By the way, while seeing who’s wearing what is always fun, the dinner is always delicious, and the award ceremony is, of course, the highlight and ‘raison d’etre’ of the evening, one of the best parts of the night is the cocktail hour, which gives guests an opportunity to speak with a lot of different people and catch up with old friends they haven’t seen for awhile. I bumped into Meryl Green, who I originally met when we were both young editors at Harper’s Bazaar in the mid 70’s. She is now creative director of www.stylesight.com, a website that she described as “awesome” and a “facilitating mechanism for the design industry” with which to filter and share information.”
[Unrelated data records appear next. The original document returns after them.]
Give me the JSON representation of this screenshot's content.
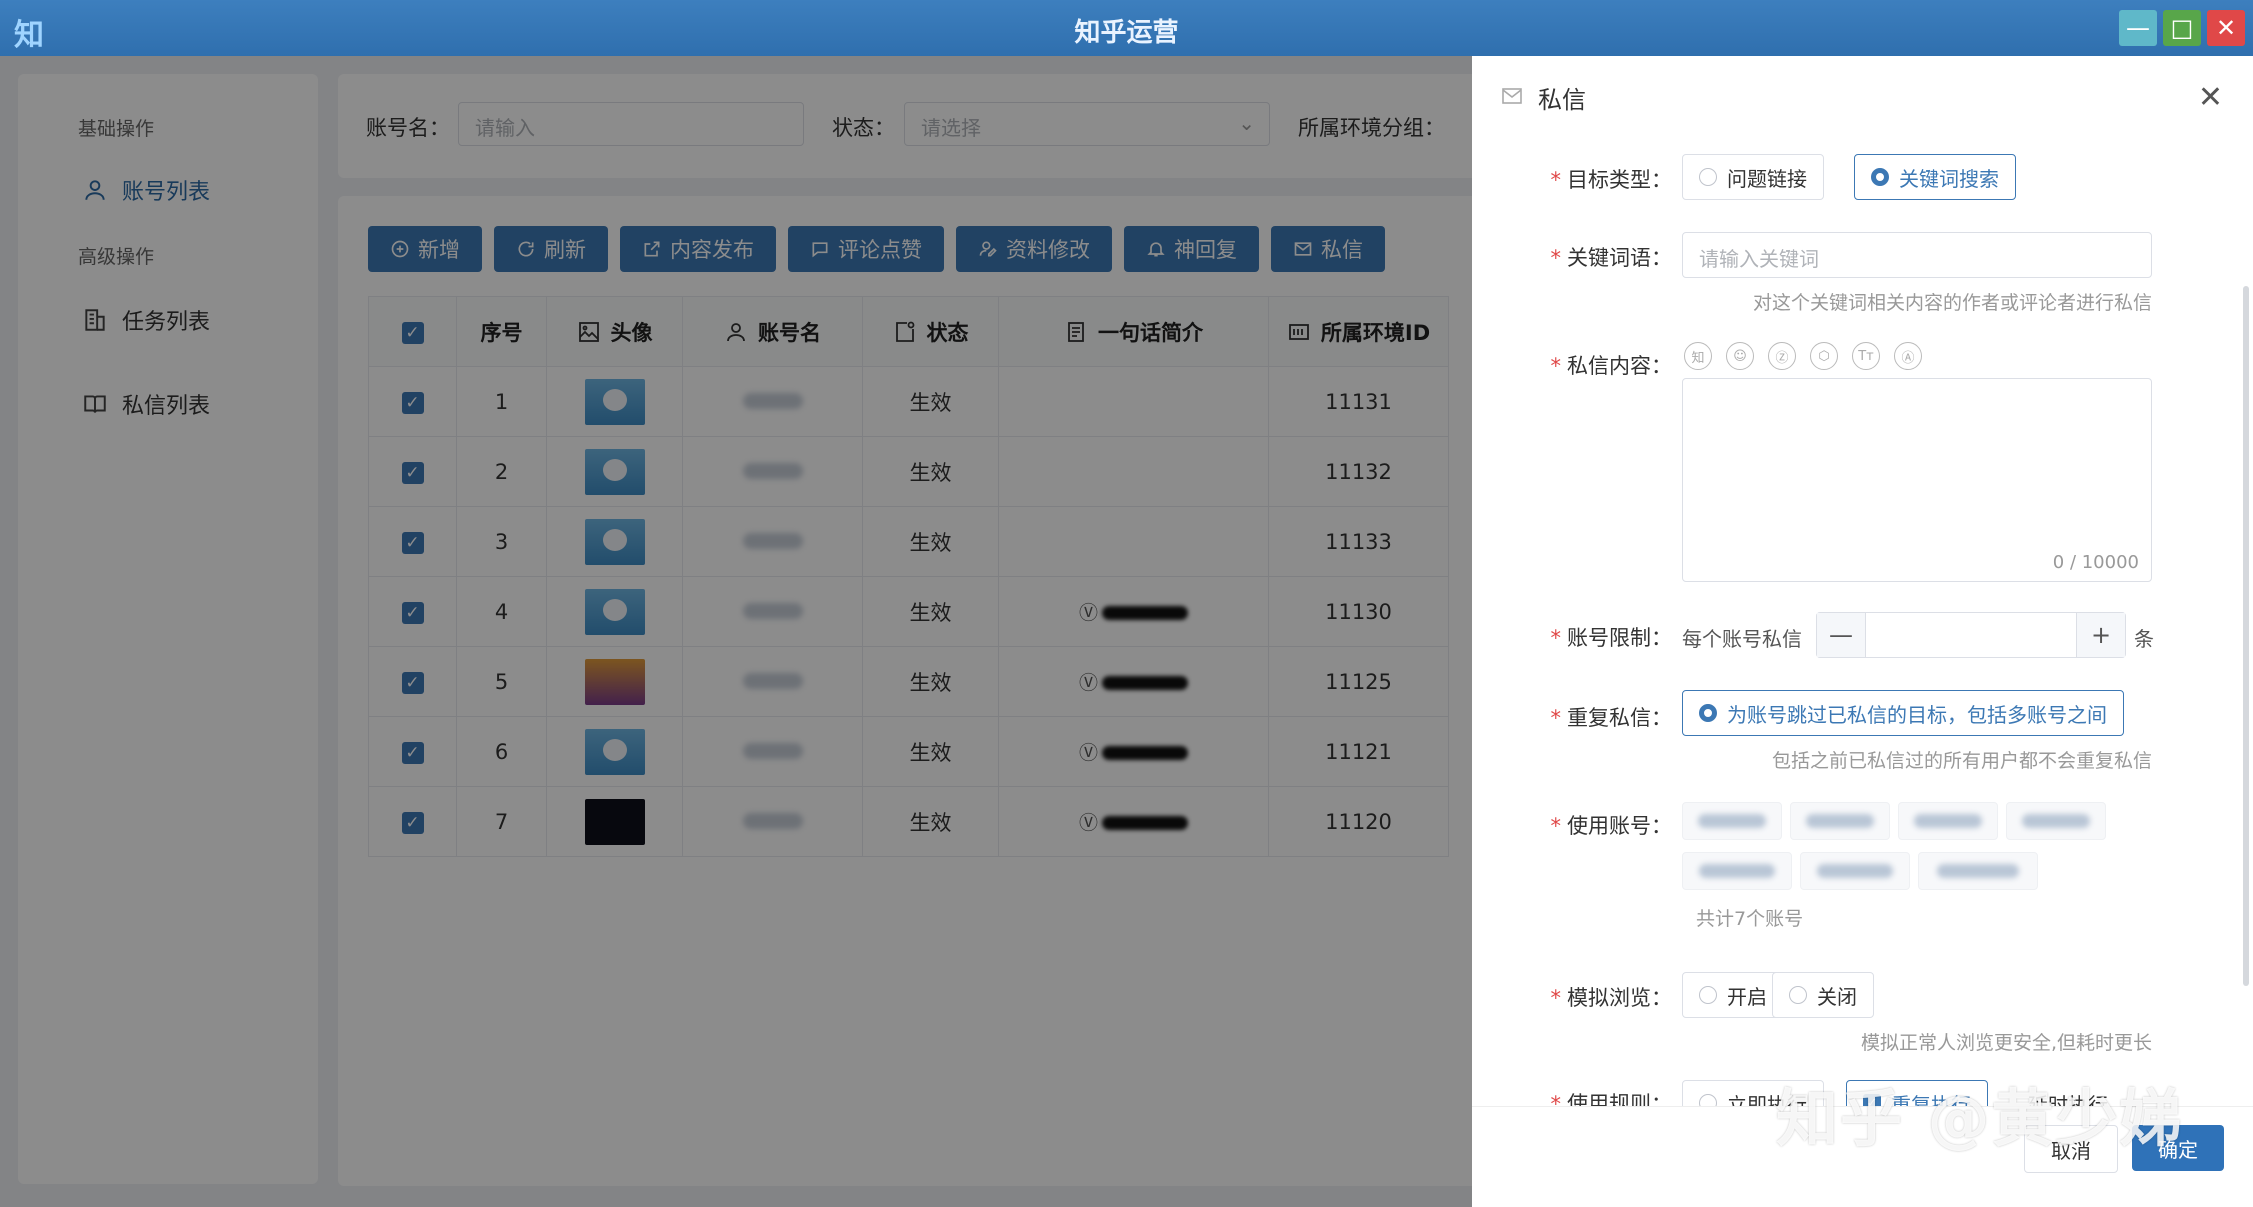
{
  "window": {
    "logo": "知",
    "title": "知乎运营",
    "controls": {
      "minimize": "—",
      "maximize": "□",
      "close": "✕"
    }
  },
  "sidebar": {
    "groups": [
      {
        "label": "基础操作"
      },
      {
        "label": "高级操作"
      }
    ],
    "items": [
      {
        "label": "账号列表",
        "icon": "user-icon"
      },
      {
        "label": "任务列表",
        "icon": "building-icon"
      },
      {
        "label": "私信列表",
        "icon": "book-icon"
      }
    ]
  },
  "filter": {
    "account_label": "账号名：",
    "account_placeholder": "请输入",
    "status_label": "状态：",
    "status_placeholder": "请选择",
    "env_label": "所属环境分组："
  },
  "toolbar": {
    "buttons": [
      {
        "label": "新增",
        "icon": "plus-circle-icon"
      },
      {
        "label": "刷新",
        "icon": "refresh-icon"
      },
      {
        "label": "内容发布",
        "icon": "external-link-icon"
      },
      {
        "label": "评论点赞",
        "icon": "comment-icon"
      },
      {
        "label": "资料修改",
        "icon": "edit-profile-icon"
      },
      {
        "label": "神回复",
        "icon": "bell-icon"
      },
      {
        "label": "私信",
        "icon": "mail-icon"
      }
    ]
  },
  "table": {
    "headers": {
      "index": "序号",
      "avatar": "头像",
      "account": "账号名",
      "status": "状态",
      "bio": "一句话简介",
      "env_id": "所属环境ID"
    },
    "rows": [
      {
        "index": "1",
        "status": "生效",
        "env_id": "11131",
        "avatar": "bear",
        "has_bio": false
      },
      {
        "index": "2",
        "status": "生效",
        "env_id": "11132",
        "avatar": "bear",
        "has_bio": false
      },
      {
        "index": "3",
        "status": "生效",
        "env_id": "11133",
        "avatar": "bear",
        "has_bio": false
      },
      {
        "index": "4",
        "status": "生效",
        "env_id": "11130",
        "avatar": "bear",
        "has_bio": true
      },
      {
        "index": "5",
        "status": "生效",
        "env_id": "11125",
        "avatar": "orange",
        "has_bio": true
      },
      {
        "index": "6",
        "status": "生效",
        "env_id": "11121",
        "avatar": "bear",
        "has_bio": true
      },
      {
        "index": "7",
        "status": "生效",
        "env_id": "11120",
        "avatar": "dark",
        "has_bio": true
      }
    ],
    "bio_prefix": "Ⓥ",
    "check_mark": "✓"
  },
  "drawer": {
    "title": "私信",
    "close": "✕",
    "target_type": {
      "label": "目标类型：",
      "options": [
        "问题链接",
        "关键词搜索"
      ],
      "selected": "关键词搜索"
    },
    "keyword": {
      "label": "关键词语：",
      "placeholder": "请输入关键词",
      "hint": "对这个关键词相关内容的作者或评论者进行私信"
    },
    "content": {
      "label": "私信内容：",
      "editor_icons": [
        "知",
        "☺",
        "Ⓩ",
        "⬡",
        "Tт",
        "Ⓐ"
      ],
      "counter": "0 / 10000"
    },
    "limit": {
      "label": "账号限制：",
      "prefix": "每个账号私信",
      "minus": "—",
      "plus": "+",
      "suffix": "条"
    },
    "repeat": {
      "label": "重复私信：",
      "option": "为账号跳过已私信的目标，包括多账号之间",
      "hint": "包括之前已私信过的所有用户都不会重复私信"
    },
    "accounts": {
      "label": "使用账号：",
      "count_text": "共计7个账号"
    },
    "browse": {
      "label": "模拟浏览：",
      "options": [
        "开启",
        "关闭"
      ],
      "hint": "模拟正常人浏览更安全,但耗时更长"
    },
    "rule": {
      "label": "使用规则：",
      "options": [
        "立即执行",
        "重复执行",
        "延时执行"
      ]
    },
    "footer": {
      "cancel": "取消",
      "confirm": "确定"
    }
  },
  "watermark": "知乎 @黄少娣",
  "colors": {
    "primary": "#3c78b4",
    "title_bar": "#2f6fae",
    "required": "#e04848"
  }
}
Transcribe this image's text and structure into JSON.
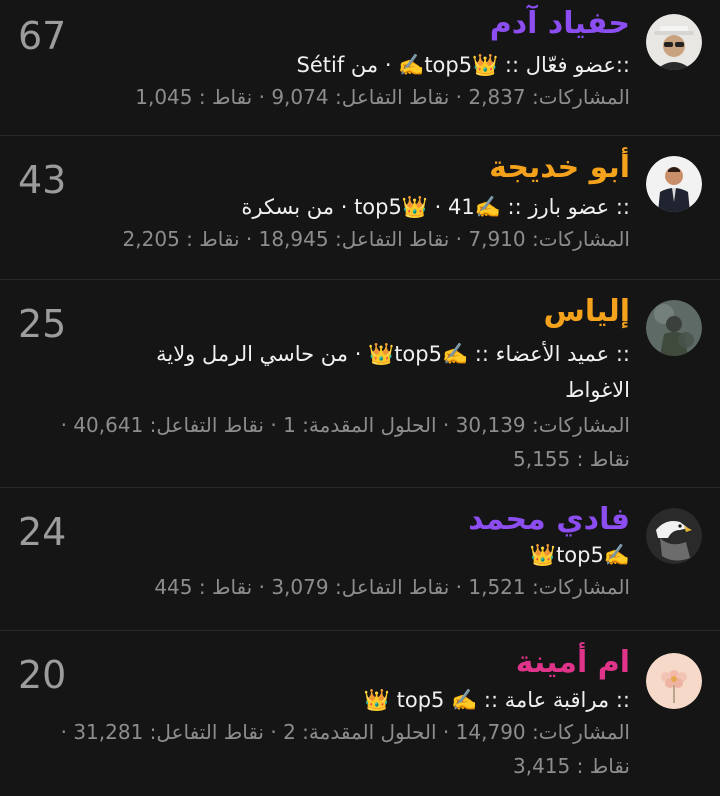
{
  "colors": {
    "purple": "#8c4ef0",
    "orange": "#f4a21c",
    "pink": "#e0338a",
    "background": "#151516",
    "muted": "#8d8d8d"
  },
  "members": [
    {
      "name": "حفياد آدم",
      "name_color": "purple",
      "count": "67",
      "title": "::عضو فعّال :: 👑top5✍️ · من Sétif",
      "stats": "المشاركات: 2,837 · نقاط التفاعل: 9,074 · نقاط : 1,045",
      "avatar_icon": "avatar-hat-glasses-icon"
    },
    {
      "name": "أبو خديجة",
      "name_color": "orange",
      "count": "43",
      "title": ":: عضو بارز :: ✍️top5👑 · 41 · من بسكرة",
      "stats": "المشاركات: 7,910 · نقاط التفاعل: 18,945 · نقاط : 2,205",
      "avatar_icon": "avatar-suit-man-icon"
    },
    {
      "name": "إلياس",
      "name_color": "orange",
      "count": "25",
      "title": ":: عميد الأعضاء :: ✍️top5👑 · من حاسي الرمل ولاية الاغواط",
      "stats": "المشاركات: 30,139 · الحلول المقدمة: 1 · نقاط التفاعل: 40,641 · نقاط : 5,155",
      "avatar_icon": "avatar-soldier-icon"
    },
    {
      "name": "فادي محمد",
      "name_color": "purple",
      "count": "24",
      "title": "✍️top5👑",
      "stats": "المشاركات: 1,521 · نقاط التفاعل: 3,079 · نقاط : 445",
      "avatar_icon": "avatar-eagle-icon"
    },
    {
      "name": "ام أمينة",
      "name_color": "pink",
      "count": "20",
      "title": ":: مراقبة عامة :: ✍️ top5 👑",
      "stats": "المشاركات: 14,790 · الحلول المقدمة: 2 · نقاط التفاعل: 31,281 · نقاط : 3,415",
      "avatar_icon": "avatar-flower-icon"
    }
  ]
}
Speaking of information, cocktail parties like this are also a way to get a lot of information within a relatively short period of time. For example, it occurred to me after looking at a 2007 calendar that the Jewish High Holy Days will be unusually early next year and, in fact, Rosh Hashanah is the evening of Wednesday, September 12, and Thursday, the 13th (the dates that always coincide with New York Fashion Week for spring). I had been unsuccessful in finding out the schedule since it is early and nobody has been able to confirm the exact dates yet. So, when I spotted James LaForce in the crowd (if anyone would know, it would be James), I asked what he thought would be the scenario. His take was that Fashion Week would most likely start one week earlier than usual (right after Labor Day). As he put it, “In all my years working on shows, I’ve always known the industry to be observant of the holidays and to be careful not to set up the week so that there would be a conflict.”
I also had a lovely conversation with Russell J. Nardozza, Senior Vice President, Chief Operating Officer, of Geoffrey Beene who I had not seen in awhile and who talked about the company’s major reorganization since the death of Geoffrey Beene several years ago. “The focus is on licensing now, since we closed made-to-order in December and we’re not manufacturing any longer” he said. He also told me that the vast Geoffrey Beene archives (about 1500 design pieces) are being meticulously maintained and organized in the West 57th Street atelier that had been used as Geoffrey’s showroom and a location for his shows. The archives, dating from 1963 to 2004 include Einar’s collections in 2005 (he is now designing for Reem Acra) and jewelry which is being sorted through and appraised and entered into a database. “We are not yet sure where this will all find itself”, but he seemed to be enjoying the journey. He also heaped praises on the young woman (a graduate of F.I.T.) who is entrusted with the responsibility of organizing and appraising the archives.
And I chatted with Linda Fargo, the fashion director of Bergdorf Goodman, who was wearing a beautifully designed knee length black dress from Rodarte. I asked her if she thought the talented young women got a ‘bum rap’ with Cathy Horyn’s dismissive, three sentence review in The New York Times this past season. She agreed with me and, in fact, told me, “I still have that review on my desk and I looked at it today, and I really think they got a bum rap not getting the CFDA Award this year”. We have a really nice business with them and we consider them couture, but they are a crossover with who they attract as a clientele. You could put them near Prada or Marni, they are really designers to watch. The craftsmanship is amazing.”